for the silent service,” comments Secretary of the Navy
Gordon R. England, about the USS Nautilus’
recent 50th anniversary of her christening. England is only
the second person in history to serve twice as Secretary of
the Navy and the first to serve in back-to-back terms. England
has been the 72nd and 73rd Secretary, but his service was
interrupted when President George W. Bush tapped him to serve
as the first Deputy Secretary in the Department of Homeland
Security in November 2002. England, a native of Baltimore
and long time resident of Fort Worth, Texas spent nearly 40
years in industry, including stints as President of General
Dynamics Land Systems and General Dynamics Aircraft Company,
later Lockheed Aircraft Company. He also led General Dynamics
as Executive Vice President before joining the Navy Department
in 2001. Recently, Secretary England took time to address
questions on the minds of many in today’s submarine
How important has the Submarine Force been in the Global War
The Submarine Force has played a vital role in our Navy for
many decades, and this vitality will continue. From World

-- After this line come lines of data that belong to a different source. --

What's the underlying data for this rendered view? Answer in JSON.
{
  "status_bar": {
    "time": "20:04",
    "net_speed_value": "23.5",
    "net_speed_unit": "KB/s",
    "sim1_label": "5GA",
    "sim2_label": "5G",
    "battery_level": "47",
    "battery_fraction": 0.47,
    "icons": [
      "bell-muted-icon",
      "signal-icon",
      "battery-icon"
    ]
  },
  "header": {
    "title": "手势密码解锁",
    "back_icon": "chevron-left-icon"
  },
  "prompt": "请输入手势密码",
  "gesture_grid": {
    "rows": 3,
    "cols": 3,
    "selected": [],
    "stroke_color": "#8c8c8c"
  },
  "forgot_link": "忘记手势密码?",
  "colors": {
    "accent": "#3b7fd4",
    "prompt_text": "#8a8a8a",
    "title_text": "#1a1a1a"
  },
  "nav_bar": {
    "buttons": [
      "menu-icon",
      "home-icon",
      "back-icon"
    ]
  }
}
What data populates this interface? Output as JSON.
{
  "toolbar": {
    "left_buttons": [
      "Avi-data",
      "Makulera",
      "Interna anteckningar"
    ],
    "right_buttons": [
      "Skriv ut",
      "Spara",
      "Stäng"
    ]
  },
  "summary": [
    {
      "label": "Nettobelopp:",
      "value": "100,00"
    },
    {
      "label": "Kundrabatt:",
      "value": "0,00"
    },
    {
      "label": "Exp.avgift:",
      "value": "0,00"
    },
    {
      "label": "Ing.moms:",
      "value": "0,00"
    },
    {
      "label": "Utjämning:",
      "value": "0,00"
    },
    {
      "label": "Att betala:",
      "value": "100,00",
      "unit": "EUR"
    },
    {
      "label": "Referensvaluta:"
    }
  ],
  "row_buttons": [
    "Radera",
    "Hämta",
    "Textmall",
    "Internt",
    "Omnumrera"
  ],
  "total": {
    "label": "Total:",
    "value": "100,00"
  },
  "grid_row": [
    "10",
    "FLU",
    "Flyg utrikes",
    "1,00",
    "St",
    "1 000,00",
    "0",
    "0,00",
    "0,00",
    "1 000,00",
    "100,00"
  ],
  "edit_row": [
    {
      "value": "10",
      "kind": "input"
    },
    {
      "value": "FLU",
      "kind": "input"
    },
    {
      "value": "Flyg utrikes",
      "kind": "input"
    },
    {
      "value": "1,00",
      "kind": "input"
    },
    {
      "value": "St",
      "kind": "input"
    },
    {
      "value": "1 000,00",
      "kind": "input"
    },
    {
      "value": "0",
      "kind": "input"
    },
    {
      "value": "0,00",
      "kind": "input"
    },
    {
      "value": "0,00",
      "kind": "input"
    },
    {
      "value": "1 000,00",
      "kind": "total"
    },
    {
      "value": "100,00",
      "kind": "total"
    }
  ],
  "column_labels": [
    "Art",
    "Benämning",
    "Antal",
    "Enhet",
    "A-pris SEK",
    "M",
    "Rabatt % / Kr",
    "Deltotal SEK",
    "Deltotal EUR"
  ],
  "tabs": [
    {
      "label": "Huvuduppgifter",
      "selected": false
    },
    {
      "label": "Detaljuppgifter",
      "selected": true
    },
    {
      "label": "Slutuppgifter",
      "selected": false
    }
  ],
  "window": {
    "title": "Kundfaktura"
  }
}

War II, throughout the Cold War and the first Gulf War, the
submarine service has contributed significantly to peace and
security. I’ve visited several boats while visiting
the fleet and the crews are magnificent. In the Global War
on Terrorism the strike, surveillance, and special operations
capabilities of our Submarine Force have and will continue
to play a large part in winning this war.
The Navy is investing in new submarines and you have visited
some under construction. What’s your impression?
I’ve been very impressed. America has the finest shipyards
and builds the best boats in the world. The men and women
at Electric Boat and Northrop Grumman Newport News have a
vital role to play in our national defense, and they take
great pride in the work. We will continue to invest in the
Submarine Force, which provides special capabilities to our
war fighters and leadership. The congressional leaders from
Virginia, Connecticut, Rhode Island and other key states have
been very supportive as well. Our submariners deserve the
best, and our shipbuilders consistently provide it.
You recently visited Hawaii and saw first hand the Advanced
SEAL Delivery System. How important is that system for our
SEALs and the Submarine Force?
Our SEALs are the best at what they do, and the ASDS enhances
their capabilities even more. This program is very complex
but also very important to our nation. I visited the SEALs
in Hawaii who are training with ASDS to see the system first
hand. This program provides our Navy with a unique ability
to utilize our special forces more effectively then ever before.
The Navy effectively grew the Submarine Force by retaining
four SSBNs and converting them to SSGNs. What effect will
those submarines have when they finish reconfiguration and
rejoin the fleet?
By reconfiguring four of our SSBNs and converting them to
SSGNs we are enhancing our combat power, improving our special
warfare capabilities and saving the tax payers hundreds of
millions of dollars. These “new” boats will be
capable of a variety of missions and with UUVs [unmanned underwater
vehicles], they will be able to adapt and expand their missions
in the future.
Unmanned and remotely piloted aircraft, vehicles and vessels
are playing a larger role in our military. Do you see these
systems as having an important role in the Navy’s future?
Unmanned systems will play a very important role in all areas
of the armed forces and our day-to-day lives in the near future.
The Submarine Force is at the cutting edge in many of these
areas, and together with the Office of Naval Research and
our partners in industry and academia we will see further
advances in this new science and capability.